The lack of housing and the increase in housing costs are often cited as a contributing factor in the homeless crisis. What can the city do to increase housing construction and make housing more affordable?
Managing the city’s housing needs will require creative solutions, smart use of density, and a close look at the many factors that influence housing and neighborhoods, including transportation, employment and income, access to services, and parking. Appropriately timed funding strategies aligned to the right uses, even if they may be different than originally imagined, will also be important considerations.
The City is addressing the challenge of creating enough and the right kinds of housing in three ways: production, preservation, and protections. Unlocking the market through changing what “types” of housing can be built is one way to allow developers to produce more and the type of inventory that accommodates new buyers and allows existing homeowners to move up and free up supply at entry-level price points.

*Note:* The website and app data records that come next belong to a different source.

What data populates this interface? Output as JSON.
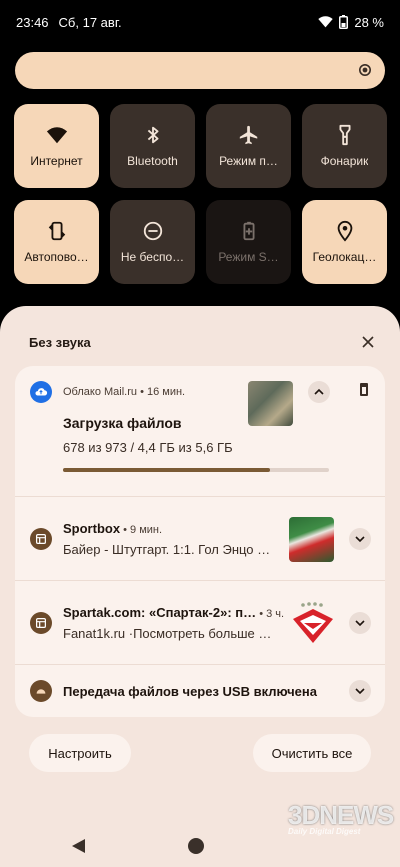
{
  "status": {
    "time": "23:46",
    "date": "Сб, 17 авг.",
    "battery": "28 %"
  },
  "tiles": [
    {
      "label": "Интернет",
      "icon": "wifi-icon",
      "state": "on"
    },
    {
      "label": "Bluetooth",
      "icon": "bluetooth-icon",
      "state": "off"
    },
    {
      "label": "Режим п…",
      "icon": "airplane-icon",
      "state": "off"
    },
    {
      "label": "Фонарик",
      "icon": "flashlight-icon",
      "state": "off"
    },
    {
      "label": "Автопово…",
      "icon": "autorotate-icon",
      "state": "on"
    },
    {
      "label": "Не беспо…",
      "icon": "do-not-disturb-icon",
      "state": "off"
    },
    {
      "label": "Режим S…",
      "icon": "battery-saver-icon",
      "state": "dim"
    },
    {
      "label": "Геолокац…",
      "icon": "location-icon",
      "state": "on"
    }
  ],
  "panel": {
    "title": "Без звука"
  },
  "notifications": [
    {
      "app": "Облако Mail.ru",
      "time": "16 мин.",
      "title": "Загрузка файлов",
      "text": "678 из 973 / 4,4 ГБ из 5,6 ГБ",
      "progress": 0.78
    },
    {
      "app": "Sportbox",
      "time": "9 мин.",
      "text": "Байер - Штутгарт. 1:1. Гол Энцо М…"
    },
    {
      "app": "Spartak.com: «Спартак-2»: п…",
      "time": "3 ч.",
      "text": "Fanat1k.ru ·Посмотреть больше п…"
    },
    {
      "text": "Передача файлов через USB включена"
    }
  ],
  "buttons": {
    "settings": "Настроить",
    "clear_all": "Очистить все"
  },
  "watermark": {
    "big": "3DNEWS",
    "small": "Daily Digital Digest"
  },
  "colors": {
    "accent": "#f6d7b8",
    "tile_off": "#3a302a",
    "progress": "#7a5a34"
  }
}
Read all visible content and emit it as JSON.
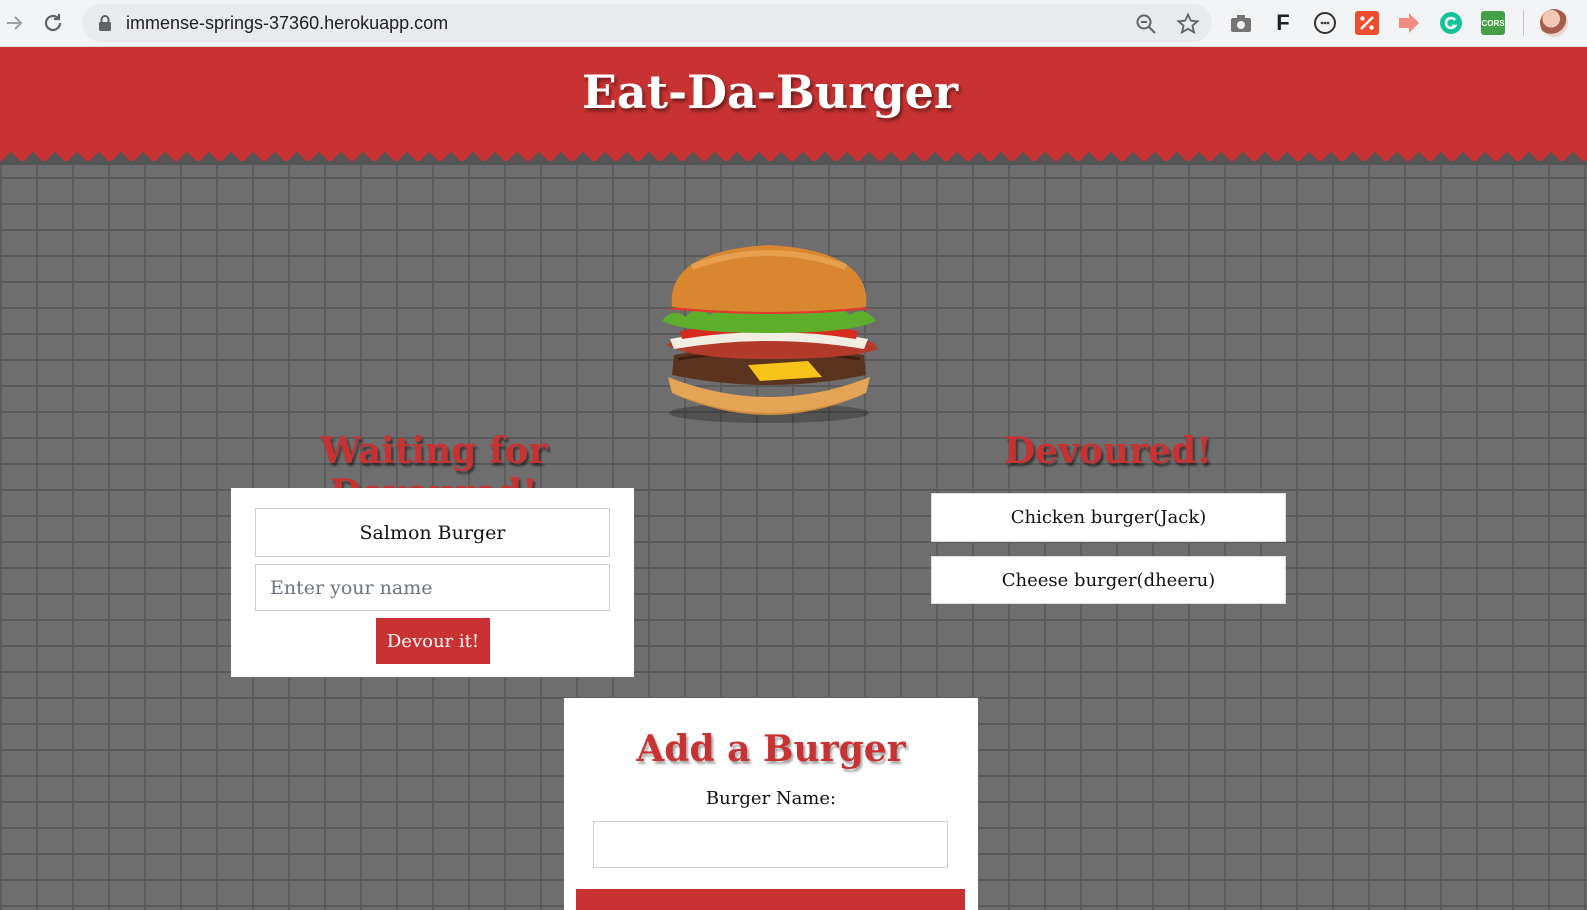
{
  "browser": {
    "url": "immense-springs-37360.herokuapp.com",
    "icons": [
      "forward-icon",
      "reload-icon",
      "lock-icon",
      "zoom-icon",
      "bookmark-star-icon",
      "camera-extension-icon",
      "f-extension-icon",
      "json-extension-icon",
      "percent-extension-icon",
      "arrow-extension-icon",
      "grammarly-extension-icon",
      "cors-extension-icon",
      "profile-avatar"
    ],
    "ext_f": "F",
    "ext_cors": "CORS"
  },
  "header": {
    "title": "Eat-Da-Burger",
    "color": "#c83232"
  },
  "waiting": {
    "title": "Waiting for Devoured!",
    "items": [
      {
        "name": "Salmon Burger",
        "name_placeholder": "Enter your name",
        "button_label": "Devour it!"
      }
    ]
  },
  "devoured": {
    "title": "Devoured!",
    "items": [
      {
        "label": "Chicken burger(Jack)"
      },
      {
        "label": "Cheese burger(dheeru)"
      }
    ]
  },
  "add_burger": {
    "title": "Add a Burger",
    "field_label": "Burger Name:",
    "field_value": ""
  }
}
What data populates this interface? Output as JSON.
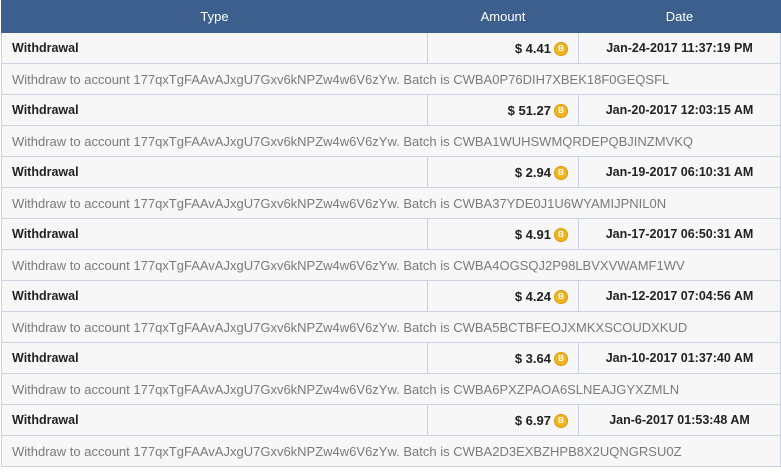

Even during the pandemic, you were able to fulfill one of your campaign promises to open a police precinct in downtown. It has now been open six months, are there any indications on the impact this has had on the neighborhood?
We were actually able to fulfill a couple of my public safety initiative priorities. After more than four years without a contract, we took an innovative collaborative approach that resulted in a new agreement with the Spokane Police Guild that was unanimously approved by the City Council. The contract gives our officers the stability they need and makes the department an even more attractive employer. Partnership and collaboration also helped us open the new downtown precinct to improve visibility for those who work, live, and visit our downtown while also promoting proactive community engagement. The precinct is fully staffed and home to our Behavioral Health Unit, which pairs mental health professionals with officers. In the past year, the co-deployment model has kept people experiencing a crisis from going to jail or the hospital 78 percent of the time. Arrests accounted for only 1 percent of the more than 3,700 total contacts. Pairing officers with mental health professionals saved the Spokane Police Department more than 1,300 hours and 2,100 calls for service over the past nine months. That unit is growing by two more teams this year.
Where will Spokane hold the parade when Gonzaga wins the national championship?
March Madness is alive and well in Spokane. We were fortunate to have Washington State University and Gonzaga University represent us in the women’s NCAA Tournament and Eastern Washington University and Gonzaga University represent us in the men’s NCCA Tournament. I’m not sure anyone else in the country can make that claim this year. The Gonzaga men are still playing and Spokane is hanging on every dribble, pass, shot, and rebound. We are enjoying their run and will find a safe and fun way to celebrate their remarkable success this season.